Raw data:
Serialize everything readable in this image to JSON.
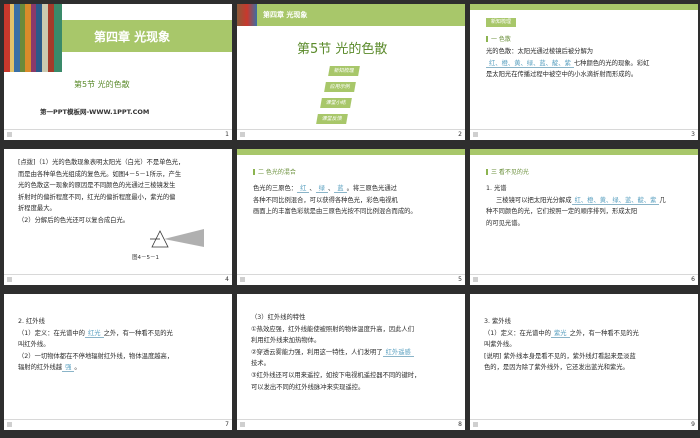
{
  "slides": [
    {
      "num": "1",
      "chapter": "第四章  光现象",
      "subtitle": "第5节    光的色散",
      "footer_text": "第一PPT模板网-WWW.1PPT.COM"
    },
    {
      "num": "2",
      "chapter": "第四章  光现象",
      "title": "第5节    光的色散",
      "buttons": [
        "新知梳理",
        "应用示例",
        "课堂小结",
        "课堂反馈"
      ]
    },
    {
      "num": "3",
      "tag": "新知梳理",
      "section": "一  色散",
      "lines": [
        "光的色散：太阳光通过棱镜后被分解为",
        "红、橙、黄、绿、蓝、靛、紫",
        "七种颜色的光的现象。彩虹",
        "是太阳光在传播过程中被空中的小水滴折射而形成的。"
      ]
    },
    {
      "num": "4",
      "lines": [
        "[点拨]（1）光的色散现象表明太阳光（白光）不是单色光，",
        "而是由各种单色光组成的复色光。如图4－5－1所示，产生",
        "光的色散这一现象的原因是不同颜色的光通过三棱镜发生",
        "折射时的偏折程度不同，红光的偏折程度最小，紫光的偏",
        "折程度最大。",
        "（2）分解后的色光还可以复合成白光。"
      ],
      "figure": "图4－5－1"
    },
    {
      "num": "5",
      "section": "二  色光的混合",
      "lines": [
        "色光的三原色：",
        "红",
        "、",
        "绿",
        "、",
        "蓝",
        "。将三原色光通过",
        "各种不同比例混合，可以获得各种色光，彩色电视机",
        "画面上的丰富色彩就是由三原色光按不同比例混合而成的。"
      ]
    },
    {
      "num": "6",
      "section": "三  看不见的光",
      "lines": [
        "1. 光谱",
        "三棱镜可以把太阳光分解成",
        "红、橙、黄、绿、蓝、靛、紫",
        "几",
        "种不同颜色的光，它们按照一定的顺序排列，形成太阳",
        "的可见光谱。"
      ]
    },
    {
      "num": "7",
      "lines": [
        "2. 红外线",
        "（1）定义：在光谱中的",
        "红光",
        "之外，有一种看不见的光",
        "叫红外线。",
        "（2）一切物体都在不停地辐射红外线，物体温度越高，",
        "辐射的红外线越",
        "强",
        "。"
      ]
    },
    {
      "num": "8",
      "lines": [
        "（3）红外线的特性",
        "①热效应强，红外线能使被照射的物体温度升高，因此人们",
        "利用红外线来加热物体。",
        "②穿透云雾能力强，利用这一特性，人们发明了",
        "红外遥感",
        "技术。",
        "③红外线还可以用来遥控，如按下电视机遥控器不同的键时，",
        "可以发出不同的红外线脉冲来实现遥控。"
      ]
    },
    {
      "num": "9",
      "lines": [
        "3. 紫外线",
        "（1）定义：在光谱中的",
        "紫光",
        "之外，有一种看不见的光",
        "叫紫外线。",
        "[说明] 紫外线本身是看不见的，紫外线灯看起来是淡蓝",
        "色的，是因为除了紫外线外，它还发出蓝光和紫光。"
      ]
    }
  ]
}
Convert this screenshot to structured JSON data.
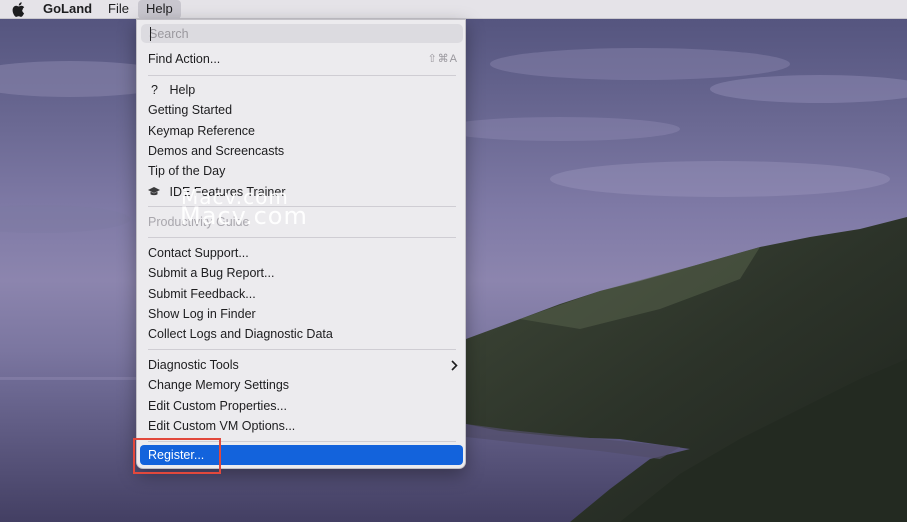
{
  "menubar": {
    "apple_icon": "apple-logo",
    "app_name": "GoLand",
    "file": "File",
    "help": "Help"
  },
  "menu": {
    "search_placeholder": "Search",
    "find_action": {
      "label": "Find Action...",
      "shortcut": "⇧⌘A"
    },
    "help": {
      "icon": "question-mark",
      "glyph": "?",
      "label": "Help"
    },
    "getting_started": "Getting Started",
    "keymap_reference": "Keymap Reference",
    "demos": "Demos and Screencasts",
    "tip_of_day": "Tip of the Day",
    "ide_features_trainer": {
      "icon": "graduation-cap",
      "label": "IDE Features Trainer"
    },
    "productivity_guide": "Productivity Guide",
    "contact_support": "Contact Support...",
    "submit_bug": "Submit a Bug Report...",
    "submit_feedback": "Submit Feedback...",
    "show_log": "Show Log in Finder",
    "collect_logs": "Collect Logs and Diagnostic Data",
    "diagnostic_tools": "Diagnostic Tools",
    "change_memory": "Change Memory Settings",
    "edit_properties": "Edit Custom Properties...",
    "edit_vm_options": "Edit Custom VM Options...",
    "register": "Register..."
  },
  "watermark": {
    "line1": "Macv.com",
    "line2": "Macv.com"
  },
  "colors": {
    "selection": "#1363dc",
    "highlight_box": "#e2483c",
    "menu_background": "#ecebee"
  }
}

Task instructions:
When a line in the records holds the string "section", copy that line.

Answer to this problem:
      "section": "一  色散",
      "section": "二  色光的混合",
      "section": "三  看不见的光",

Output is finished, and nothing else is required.